Her name then, like Beatrice’s, has ironic literary-romantic and medieval associations. She figures in Arthurian chivalric legend: Geoffrey of Monmouth and the continuators of the Arthur legend portray her as Merlin’s wife or queen of Britain. The name became popular in England only in the nineteenth century, especially from the 1860s; the central female character in George Eliot’s Daniel Deronda (1874-76) is Gwendolen Harleth. Eliot was aware of the name’s connotations with ‘Celtic romance and natural psychodrama’, and seems to have plumbed Tennyson’s Arthurian poems, which in turn re-work Malory’s, for her character’s moral ambiguity and ultimate marital misery – qualities which add resonance to James’s portrait of Gwendolen Ambient.

Queen Guinevere by William Morris, 1858

Queen Guinevere by William Morris, 1858

Some commentators see the name Gwendolen as related to Arthur’s unfaithful wife Guinevere. If James shared this view then this would add to the sense of irony in his choice of the name for this affected, beautiful but ultimately shallow young woman, who ends her days in a nunnery, devastated by the events that end the story, which are to some extent precipitated by her conversations with the narrator.

Dolcino Ambient is the ‘apple of discord’ between Mark and Beatrice. He’s the cherubic, beautiful son, aged seven or eight. ‘He’s like a little work of art’, gushes the narrator to the child’s father, adding yet another reference to the lengthy list of artistic images in the story.

James might have used this name, Italian like his mother’s, because of its etymological connections with words for sweetness. Maybe too he was thinking of the wayward radical Italian heretic, burnt at the stake in 1307 at the instigation of the famously ruthless Inquisitor, the Frenchman Bernard Gui (aka Guidonis), the Inquisitor of Toulouse and notorious scourge of the Albigensians (1307-23). Dolcino led the Order of Apostles, a vaguely socialistic anti-establishment sect whose members lived a sort of bandit life in the Piemonte hills. Like his mother’s, the boy’s name has links with Dante, who names Fra Dolcino in canto 28 of Inferno.

If so, this would seem to support Beatrice’s view that Mark Ambient would morally poison his son’s character, for Fra Dolcino held decidedly anti-authority views, believing in unconstrained liberality and equality for all – views that would have appalled the little boy’s mother, but probably appealed to the father.
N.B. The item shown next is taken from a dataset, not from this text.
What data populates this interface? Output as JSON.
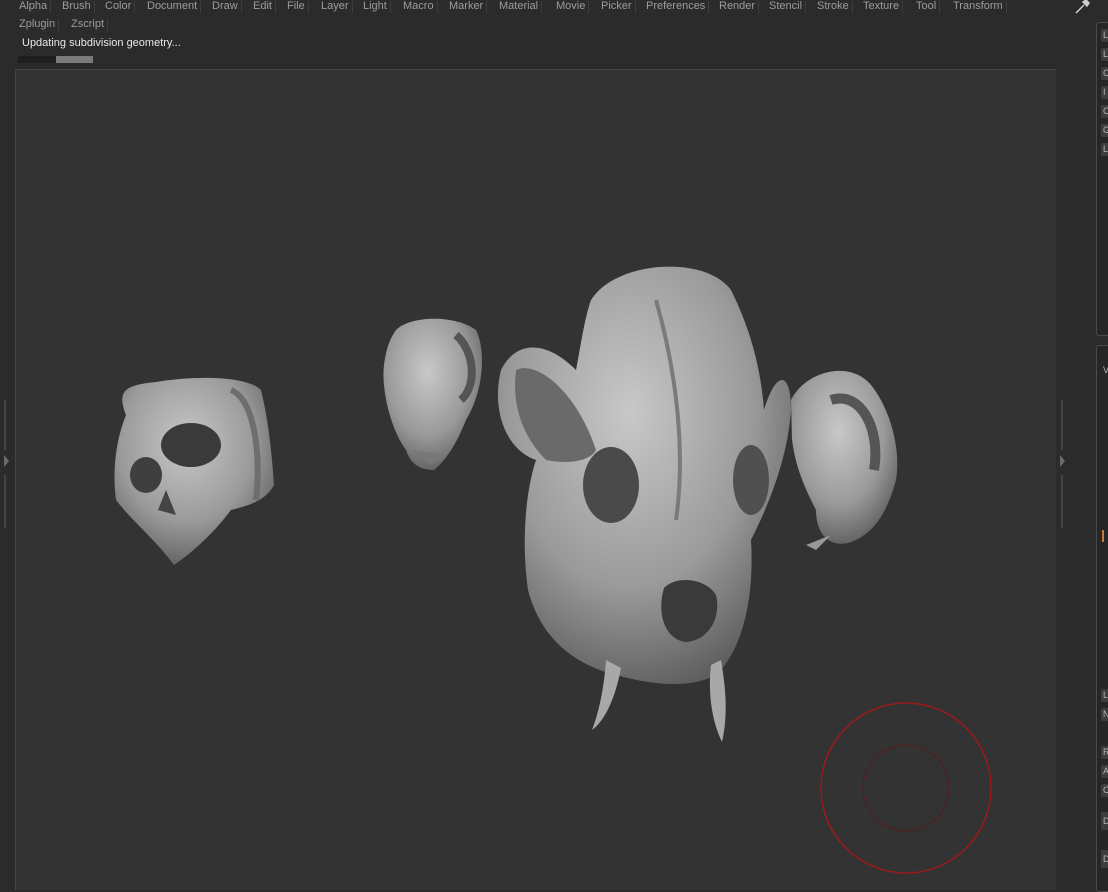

Mark Ambient: his name connotes a person who accommodates to his surroundings or immediate environment. I shall examine in more detail next time an interpretation of the story which sees the scandalous author with his high aesthetic philosophy as essentially a hypocrite, a bourgeois like his emotionally atrophied wife.

 All images here are in the public domain via WikiCommons